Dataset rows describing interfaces
++++
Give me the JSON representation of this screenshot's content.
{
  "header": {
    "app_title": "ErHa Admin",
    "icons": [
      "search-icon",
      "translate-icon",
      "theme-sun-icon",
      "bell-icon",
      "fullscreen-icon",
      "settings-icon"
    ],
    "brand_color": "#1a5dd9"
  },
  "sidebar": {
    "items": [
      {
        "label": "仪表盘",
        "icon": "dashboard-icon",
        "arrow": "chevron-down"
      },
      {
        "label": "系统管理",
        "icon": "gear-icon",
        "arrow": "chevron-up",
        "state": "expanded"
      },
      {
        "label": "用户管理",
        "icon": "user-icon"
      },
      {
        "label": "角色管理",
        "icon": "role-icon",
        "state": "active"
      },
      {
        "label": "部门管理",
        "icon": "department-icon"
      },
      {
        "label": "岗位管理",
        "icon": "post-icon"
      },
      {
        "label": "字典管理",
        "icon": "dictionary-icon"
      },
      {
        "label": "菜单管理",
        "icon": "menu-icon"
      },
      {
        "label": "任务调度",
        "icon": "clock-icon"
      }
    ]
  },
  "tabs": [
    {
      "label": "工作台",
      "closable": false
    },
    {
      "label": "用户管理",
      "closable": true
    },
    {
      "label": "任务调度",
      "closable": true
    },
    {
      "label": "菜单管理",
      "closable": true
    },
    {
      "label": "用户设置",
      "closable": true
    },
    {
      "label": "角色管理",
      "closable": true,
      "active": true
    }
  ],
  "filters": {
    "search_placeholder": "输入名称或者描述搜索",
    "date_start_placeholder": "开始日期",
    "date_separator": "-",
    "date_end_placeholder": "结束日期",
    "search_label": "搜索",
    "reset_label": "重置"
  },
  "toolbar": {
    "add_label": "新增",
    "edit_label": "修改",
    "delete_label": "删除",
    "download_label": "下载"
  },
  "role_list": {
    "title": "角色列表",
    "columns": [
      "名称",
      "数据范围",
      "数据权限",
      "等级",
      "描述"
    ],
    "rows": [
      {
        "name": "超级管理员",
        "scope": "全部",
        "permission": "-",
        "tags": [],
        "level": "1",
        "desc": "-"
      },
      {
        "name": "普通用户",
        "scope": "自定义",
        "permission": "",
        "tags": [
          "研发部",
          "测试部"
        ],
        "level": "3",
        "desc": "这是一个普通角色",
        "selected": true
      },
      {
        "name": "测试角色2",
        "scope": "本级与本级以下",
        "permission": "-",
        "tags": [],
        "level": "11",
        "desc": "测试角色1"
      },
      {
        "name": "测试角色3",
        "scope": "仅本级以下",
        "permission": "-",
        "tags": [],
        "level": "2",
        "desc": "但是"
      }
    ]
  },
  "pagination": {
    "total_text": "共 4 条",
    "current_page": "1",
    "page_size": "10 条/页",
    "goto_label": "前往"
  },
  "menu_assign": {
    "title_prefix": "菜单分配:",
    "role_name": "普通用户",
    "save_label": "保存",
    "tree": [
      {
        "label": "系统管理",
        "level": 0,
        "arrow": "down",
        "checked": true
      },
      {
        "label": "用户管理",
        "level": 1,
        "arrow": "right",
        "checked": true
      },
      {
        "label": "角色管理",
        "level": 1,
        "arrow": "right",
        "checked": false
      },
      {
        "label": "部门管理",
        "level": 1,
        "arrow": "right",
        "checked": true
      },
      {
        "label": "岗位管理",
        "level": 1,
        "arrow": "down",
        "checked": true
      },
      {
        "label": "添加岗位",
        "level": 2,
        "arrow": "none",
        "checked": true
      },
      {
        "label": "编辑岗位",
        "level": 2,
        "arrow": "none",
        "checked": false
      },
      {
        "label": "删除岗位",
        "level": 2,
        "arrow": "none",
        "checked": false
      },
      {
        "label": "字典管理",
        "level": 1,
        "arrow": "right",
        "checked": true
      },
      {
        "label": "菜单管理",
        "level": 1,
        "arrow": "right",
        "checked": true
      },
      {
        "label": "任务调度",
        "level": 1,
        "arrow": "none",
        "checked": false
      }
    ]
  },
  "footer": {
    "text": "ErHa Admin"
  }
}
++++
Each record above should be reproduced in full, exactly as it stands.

Give me the JSON representation of this screenshot's content.
{
  "header": {
    "app_title": "ErHa Admin",
    "icons": [
      "search-icon",
      "translate-icon",
      "theme-sun-icon",
      "bell-icon",
      "fullscreen-icon",
      "settings-icon"
    ],
    "brand_color": "#1a5dd9"
  },
  "sidebar": {
    "items": [
      {
        "label": "仪表盘",
        "icon": "dashboard-icon",
        "arrow": "chevron-down"
      },
      {
        "label": "系统管理",
        "icon": "gear-icon",
        "arrow": "chevron-up",
        "state": "expanded"
      },
      {
        "label": "用户管理",
        "icon": "user-icon"
      },
      {
        "label": "角色管理",
        "icon": "role-icon",
        "state": "active"
      },
      {
        "label": "部门管理",
        "icon": "department-icon"
      },
      {
        "label": "岗位管理",
        "icon": "post-icon"
      },
      {
        "label": "字典管理",
        "icon": "dictionary-icon"
      },
      {
        "label": "菜单管理",
        "icon": "menu-icon"
      },
      {
        "label": "任务调度",
        "icon": "clock-icon"
      }
    ]
  },
  "tabs": [
    {
      "label": "工作台",
      "closable": false
    },
    {
      "label": "用户管理",
      "closable": true
    },
    {
      "label": "任务调度",
      "closable": true
    },
    {
      "label": "菜单管理",
      "closable": true
    },
    {
      "label": "用户设置",
      "closable": true
    },
    {
      "label": "角色管理",
      "closable": true,
      "active": true
    }
  ],
  "filters": {
    "search_placeholder": "输入名称或者描述搜索",
    "date_start_placeholder": "开始日期",
    "date_separator": "-",
    "date_end_placeholder": "结束日期",
    "search_label": "搜索",
    "reset_label": "重置"
  },
  "toolbar": {
    "add_label": "新增",
    "edit_label": "修改",
    "delete_label": "删除",
    "download_label": "下载"
  },
  "role_list": {
    "title": "角色列表",
    "columns": [
      "名称",
      "数据范围",
      "数据权限",
      "等级",
      "描述"
    ],
    "rows": [
      {
        "name": "超级管理员",
        "scope": "全部",
        "permission": "-",
        "tags": [],
        "level": "1",
        "desc": "-"
      },
      {
        "name": "普通用户",
        "scope": "自定义",
        "permission": "",
        "tags": [
          "研发部",
          "测试部"
        ],
        "level": "3",
        "desc": "这是一个普通角色",
        "selected": true
      },
      {
        "name": "测试角色2",
        "scope": "本级与本级以下",
        "permission": "-",
        "tags": [],
        "level": "11",
        "desc": "测试角色1"
      },
      {
        "name": "测试角色3",
        "scope": "仅本级以下",
        "permission": "-",
        "tags": [],
        "level": "2",
        "desc": "但是"
      }
    ]
  },
  "pagination": {
    "total_text": "共 4 条",
    "current_page": "1",
    "page_size": "10 条/页",
    "goto_label": "前往"
  },
  "menu_assign": {
    "title_prefix": "菜单分配:",
    "role_name": "普通用户",
    "save_label": "保存",
    "tree": [
      {
        "label": "系统管理",
        "level": 0,
        "arrow": "down",
        "checked": true
      },
      {
        "label": "用户管理",
        "level": 1,
        "arrow": "right",
        "checked": true
      },
      {
        "label": "角色管理",
        "level": 1,
        "arrow": "right",
        "checked": false
      },
      {
        "label": "部门管理",
        "level": 1,
        "arrow": "right",
        "checked": true
      },
      {
        "label": "岗位管理",
        "level": 1,
        "arrow": "down",
        "checked": true
      },
      {
        "label": "添加岗位",
        "level": 2,
        "arrow": "none",
        "checked": true
      },
      {
        "label": "编辑岗位",
        "level": 2,
        "arrow": "none",
        "checked": false
      },
      {
        "label": "删除岗位",
        "level": 2,
        "arrow": "none",
        "checked": false
      },
      {
        "label": "字典管理",
        "level": 1,
        "arrow": "right",
        "checked": true
      },
      {
        "label": "菜单管理",
        "level": 1,
        "arrow": "right",
        "checked": true
      },
      {
        "label": "任务调度",
        "level": 1,
        "arrow": "none",
        "checked": false
      }
    ]
  },
  "footer": {
    "text": "ErHa Admin"
  }
}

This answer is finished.